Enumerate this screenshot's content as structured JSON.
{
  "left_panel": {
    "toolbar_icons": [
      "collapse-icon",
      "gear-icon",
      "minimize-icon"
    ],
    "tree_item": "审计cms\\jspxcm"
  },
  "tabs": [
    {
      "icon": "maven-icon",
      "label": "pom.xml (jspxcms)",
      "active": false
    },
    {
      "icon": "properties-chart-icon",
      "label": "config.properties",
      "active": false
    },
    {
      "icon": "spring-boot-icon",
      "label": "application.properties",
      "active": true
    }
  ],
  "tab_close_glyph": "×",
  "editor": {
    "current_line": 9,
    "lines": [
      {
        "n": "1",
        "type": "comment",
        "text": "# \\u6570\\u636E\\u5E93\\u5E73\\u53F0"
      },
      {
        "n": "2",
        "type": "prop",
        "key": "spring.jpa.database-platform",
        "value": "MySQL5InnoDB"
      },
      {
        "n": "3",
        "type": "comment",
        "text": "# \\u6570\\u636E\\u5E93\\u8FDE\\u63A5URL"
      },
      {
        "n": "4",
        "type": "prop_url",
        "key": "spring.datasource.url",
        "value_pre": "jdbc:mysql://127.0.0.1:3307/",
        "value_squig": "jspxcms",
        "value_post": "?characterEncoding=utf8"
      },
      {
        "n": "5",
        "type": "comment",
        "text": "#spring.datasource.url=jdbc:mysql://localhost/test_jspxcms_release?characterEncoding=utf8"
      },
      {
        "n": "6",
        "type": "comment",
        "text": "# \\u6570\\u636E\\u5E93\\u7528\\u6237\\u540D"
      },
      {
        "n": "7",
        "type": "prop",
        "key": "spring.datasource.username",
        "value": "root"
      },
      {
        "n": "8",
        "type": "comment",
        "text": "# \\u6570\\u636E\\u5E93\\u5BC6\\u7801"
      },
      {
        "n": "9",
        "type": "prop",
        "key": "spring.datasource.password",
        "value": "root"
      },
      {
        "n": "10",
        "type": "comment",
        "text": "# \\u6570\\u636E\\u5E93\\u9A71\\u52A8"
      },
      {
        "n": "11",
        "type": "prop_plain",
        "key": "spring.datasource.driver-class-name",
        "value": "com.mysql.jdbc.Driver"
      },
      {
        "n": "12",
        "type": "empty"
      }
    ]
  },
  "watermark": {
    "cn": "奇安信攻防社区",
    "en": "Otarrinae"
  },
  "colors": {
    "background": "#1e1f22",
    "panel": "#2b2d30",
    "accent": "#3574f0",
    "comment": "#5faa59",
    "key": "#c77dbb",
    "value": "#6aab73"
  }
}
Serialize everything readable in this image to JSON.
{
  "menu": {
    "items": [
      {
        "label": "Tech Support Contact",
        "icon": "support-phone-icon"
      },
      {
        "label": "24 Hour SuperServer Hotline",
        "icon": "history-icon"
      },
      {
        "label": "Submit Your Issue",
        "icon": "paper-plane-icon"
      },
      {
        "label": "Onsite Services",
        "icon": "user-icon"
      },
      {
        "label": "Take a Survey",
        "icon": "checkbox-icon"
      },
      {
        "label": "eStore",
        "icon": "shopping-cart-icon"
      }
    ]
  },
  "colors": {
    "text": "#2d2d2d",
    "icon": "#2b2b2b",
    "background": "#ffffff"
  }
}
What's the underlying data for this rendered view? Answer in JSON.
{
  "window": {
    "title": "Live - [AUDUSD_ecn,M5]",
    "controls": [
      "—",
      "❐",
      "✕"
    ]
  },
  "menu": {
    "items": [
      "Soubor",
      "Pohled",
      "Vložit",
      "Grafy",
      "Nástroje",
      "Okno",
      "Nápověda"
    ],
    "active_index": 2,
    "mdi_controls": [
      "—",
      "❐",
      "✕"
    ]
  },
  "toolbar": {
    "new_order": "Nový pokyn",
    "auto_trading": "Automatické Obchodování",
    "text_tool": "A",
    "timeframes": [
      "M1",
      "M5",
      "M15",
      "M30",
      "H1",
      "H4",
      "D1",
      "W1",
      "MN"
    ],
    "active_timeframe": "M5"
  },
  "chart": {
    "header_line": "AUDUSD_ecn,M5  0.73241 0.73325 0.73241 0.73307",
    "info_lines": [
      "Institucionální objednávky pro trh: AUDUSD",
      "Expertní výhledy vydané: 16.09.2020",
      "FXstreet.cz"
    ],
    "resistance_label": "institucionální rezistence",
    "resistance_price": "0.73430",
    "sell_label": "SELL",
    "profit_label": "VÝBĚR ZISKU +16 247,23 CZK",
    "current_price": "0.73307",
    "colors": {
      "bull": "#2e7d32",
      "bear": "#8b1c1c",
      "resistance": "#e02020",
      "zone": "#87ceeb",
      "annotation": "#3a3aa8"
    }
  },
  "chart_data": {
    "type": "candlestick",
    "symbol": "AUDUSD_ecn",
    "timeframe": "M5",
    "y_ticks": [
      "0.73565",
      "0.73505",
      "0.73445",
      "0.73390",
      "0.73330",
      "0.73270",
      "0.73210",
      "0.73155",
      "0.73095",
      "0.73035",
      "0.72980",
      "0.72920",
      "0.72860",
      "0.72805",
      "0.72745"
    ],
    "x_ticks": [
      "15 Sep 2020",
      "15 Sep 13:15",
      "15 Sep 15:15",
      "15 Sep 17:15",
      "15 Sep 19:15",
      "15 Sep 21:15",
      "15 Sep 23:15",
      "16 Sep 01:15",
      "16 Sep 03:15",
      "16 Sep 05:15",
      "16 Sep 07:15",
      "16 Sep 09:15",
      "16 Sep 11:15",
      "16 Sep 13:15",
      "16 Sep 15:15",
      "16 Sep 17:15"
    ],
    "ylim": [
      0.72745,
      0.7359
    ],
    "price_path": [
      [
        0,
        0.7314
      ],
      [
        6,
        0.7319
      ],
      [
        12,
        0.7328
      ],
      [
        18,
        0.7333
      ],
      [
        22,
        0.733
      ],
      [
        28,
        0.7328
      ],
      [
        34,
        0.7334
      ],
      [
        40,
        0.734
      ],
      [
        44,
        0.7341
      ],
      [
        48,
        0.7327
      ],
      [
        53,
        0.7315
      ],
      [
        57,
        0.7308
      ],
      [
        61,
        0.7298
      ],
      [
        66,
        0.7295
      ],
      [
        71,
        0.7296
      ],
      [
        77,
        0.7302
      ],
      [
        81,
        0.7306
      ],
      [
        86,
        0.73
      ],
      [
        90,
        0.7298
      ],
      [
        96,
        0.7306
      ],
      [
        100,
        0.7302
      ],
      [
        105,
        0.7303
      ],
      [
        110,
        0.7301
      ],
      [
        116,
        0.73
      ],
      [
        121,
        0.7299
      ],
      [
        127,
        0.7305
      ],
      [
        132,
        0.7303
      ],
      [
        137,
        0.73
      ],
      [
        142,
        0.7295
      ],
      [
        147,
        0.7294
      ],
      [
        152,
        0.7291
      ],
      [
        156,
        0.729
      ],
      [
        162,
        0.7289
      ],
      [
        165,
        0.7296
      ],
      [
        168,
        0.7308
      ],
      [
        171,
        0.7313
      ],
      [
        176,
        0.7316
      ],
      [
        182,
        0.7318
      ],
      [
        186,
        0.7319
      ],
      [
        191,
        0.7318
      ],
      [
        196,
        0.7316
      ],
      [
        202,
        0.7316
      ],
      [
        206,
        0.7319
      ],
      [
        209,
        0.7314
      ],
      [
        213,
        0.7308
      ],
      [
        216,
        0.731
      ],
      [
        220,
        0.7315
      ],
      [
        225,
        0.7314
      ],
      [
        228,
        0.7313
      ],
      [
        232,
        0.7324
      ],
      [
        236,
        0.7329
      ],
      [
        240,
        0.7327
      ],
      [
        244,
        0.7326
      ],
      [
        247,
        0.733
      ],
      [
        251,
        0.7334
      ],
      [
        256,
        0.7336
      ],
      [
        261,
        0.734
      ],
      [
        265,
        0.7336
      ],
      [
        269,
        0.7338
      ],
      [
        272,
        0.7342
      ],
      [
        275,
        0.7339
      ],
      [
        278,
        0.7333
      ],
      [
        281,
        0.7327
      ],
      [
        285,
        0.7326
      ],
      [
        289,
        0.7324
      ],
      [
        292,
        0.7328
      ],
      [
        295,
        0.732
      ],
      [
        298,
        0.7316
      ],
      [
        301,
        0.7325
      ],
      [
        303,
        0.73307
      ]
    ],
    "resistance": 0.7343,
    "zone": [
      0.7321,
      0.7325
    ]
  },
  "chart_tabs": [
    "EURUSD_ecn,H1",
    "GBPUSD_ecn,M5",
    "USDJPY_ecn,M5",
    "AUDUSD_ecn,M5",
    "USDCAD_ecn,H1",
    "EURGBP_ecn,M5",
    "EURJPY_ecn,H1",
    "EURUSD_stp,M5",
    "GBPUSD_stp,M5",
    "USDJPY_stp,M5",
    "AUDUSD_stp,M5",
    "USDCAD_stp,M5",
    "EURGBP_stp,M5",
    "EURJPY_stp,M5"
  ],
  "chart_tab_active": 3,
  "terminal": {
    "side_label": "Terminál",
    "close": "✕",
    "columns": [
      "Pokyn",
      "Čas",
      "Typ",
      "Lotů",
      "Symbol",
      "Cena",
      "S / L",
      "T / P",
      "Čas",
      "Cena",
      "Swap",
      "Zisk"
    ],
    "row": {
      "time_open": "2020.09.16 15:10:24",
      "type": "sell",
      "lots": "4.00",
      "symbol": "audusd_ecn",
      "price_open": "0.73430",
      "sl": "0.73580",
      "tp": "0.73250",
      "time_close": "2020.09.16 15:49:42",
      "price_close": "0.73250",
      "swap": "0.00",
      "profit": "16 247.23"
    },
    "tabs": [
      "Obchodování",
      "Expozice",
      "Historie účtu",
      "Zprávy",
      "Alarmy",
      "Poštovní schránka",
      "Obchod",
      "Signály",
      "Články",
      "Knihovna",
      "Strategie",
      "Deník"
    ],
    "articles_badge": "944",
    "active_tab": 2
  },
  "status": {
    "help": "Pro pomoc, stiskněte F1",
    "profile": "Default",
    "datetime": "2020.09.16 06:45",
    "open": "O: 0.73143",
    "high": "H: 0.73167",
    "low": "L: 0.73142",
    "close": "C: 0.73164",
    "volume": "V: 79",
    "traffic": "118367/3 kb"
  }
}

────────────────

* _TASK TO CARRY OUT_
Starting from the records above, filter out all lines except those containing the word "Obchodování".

* _TASK ANSWER_
    "auto_trading": "Automatické Obchodování",
      "Obchodování",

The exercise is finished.